▶ [Work instruction] The required answer is a copy of each line in the entries below that includes "graph".

[Excerpts from an interface dataset]

========

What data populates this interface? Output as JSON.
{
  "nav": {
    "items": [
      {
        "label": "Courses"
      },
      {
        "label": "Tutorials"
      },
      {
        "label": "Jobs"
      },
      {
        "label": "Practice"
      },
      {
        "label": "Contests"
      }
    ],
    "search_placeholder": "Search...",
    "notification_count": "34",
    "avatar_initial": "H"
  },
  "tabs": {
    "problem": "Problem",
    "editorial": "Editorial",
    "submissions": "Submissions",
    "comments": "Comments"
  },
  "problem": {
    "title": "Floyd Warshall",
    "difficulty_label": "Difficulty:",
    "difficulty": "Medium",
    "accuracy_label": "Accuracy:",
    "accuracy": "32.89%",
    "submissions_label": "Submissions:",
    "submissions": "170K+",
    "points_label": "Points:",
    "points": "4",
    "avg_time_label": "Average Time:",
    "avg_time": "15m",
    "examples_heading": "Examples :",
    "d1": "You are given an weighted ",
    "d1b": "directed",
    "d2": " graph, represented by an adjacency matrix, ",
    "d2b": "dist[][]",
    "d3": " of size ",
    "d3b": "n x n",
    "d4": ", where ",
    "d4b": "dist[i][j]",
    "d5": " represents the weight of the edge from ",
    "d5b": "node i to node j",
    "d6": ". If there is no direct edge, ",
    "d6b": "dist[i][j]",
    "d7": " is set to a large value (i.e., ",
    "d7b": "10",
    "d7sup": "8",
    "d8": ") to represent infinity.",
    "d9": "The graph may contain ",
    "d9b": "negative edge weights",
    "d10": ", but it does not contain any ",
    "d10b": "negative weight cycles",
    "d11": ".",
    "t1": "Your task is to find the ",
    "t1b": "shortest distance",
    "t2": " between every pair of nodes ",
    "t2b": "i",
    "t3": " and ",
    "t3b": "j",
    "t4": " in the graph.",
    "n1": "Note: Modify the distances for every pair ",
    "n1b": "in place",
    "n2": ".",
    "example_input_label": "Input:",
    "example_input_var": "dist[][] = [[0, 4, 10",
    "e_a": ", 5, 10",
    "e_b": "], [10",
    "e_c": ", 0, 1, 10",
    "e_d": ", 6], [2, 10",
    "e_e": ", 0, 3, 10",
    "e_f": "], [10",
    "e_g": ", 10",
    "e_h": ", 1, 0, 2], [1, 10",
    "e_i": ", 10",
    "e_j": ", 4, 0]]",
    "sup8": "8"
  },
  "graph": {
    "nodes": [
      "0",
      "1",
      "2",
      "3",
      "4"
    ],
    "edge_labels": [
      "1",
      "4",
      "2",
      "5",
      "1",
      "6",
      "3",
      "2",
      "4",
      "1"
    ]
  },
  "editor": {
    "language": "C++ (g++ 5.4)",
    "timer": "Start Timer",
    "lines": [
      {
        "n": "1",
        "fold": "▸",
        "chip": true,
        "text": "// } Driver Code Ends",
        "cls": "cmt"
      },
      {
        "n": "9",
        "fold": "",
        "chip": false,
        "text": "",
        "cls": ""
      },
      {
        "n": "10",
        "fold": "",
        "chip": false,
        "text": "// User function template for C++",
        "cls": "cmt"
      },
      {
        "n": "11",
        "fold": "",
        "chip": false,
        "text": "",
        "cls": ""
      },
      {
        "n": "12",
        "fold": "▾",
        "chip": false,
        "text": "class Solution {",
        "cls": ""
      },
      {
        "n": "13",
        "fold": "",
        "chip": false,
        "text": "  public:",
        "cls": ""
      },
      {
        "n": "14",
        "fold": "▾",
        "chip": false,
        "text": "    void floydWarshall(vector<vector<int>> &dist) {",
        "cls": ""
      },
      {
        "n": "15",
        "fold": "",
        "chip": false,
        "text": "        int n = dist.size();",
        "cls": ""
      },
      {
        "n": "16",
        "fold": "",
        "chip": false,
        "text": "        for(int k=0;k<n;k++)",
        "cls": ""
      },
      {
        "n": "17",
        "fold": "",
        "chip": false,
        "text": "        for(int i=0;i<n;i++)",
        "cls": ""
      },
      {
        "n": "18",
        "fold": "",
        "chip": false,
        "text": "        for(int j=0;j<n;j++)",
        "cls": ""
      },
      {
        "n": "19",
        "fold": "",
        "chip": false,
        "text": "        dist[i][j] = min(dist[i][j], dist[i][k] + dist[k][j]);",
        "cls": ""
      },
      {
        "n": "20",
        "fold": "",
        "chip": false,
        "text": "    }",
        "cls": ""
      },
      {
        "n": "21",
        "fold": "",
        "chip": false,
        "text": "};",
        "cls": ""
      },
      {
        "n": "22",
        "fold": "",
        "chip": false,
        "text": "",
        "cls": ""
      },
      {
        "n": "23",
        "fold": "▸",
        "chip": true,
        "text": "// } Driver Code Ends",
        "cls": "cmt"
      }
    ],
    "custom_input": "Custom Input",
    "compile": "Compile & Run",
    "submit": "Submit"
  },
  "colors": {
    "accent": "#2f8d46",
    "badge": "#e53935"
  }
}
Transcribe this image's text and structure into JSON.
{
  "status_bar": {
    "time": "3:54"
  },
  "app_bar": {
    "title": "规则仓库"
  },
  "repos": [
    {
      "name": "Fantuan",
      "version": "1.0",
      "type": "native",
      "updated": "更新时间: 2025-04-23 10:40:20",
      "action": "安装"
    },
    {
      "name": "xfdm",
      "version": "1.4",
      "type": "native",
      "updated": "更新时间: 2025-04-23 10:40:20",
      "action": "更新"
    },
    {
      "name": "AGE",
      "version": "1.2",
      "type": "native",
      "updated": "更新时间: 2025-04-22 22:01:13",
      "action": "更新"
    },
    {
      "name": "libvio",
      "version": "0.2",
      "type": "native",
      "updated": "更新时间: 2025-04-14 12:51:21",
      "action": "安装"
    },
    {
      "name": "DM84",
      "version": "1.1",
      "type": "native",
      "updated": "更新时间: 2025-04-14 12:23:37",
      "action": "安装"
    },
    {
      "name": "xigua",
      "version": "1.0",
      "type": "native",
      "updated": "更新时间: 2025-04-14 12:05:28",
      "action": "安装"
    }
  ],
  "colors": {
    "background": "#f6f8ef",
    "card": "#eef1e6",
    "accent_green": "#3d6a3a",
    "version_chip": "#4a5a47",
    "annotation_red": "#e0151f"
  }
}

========

▶ [Exercise output]
    "d2": " graph, represented by an adjacency matrix, ",
    "d9": "The graph may contain ",
    "t4": " in the graph.",
  "graph": {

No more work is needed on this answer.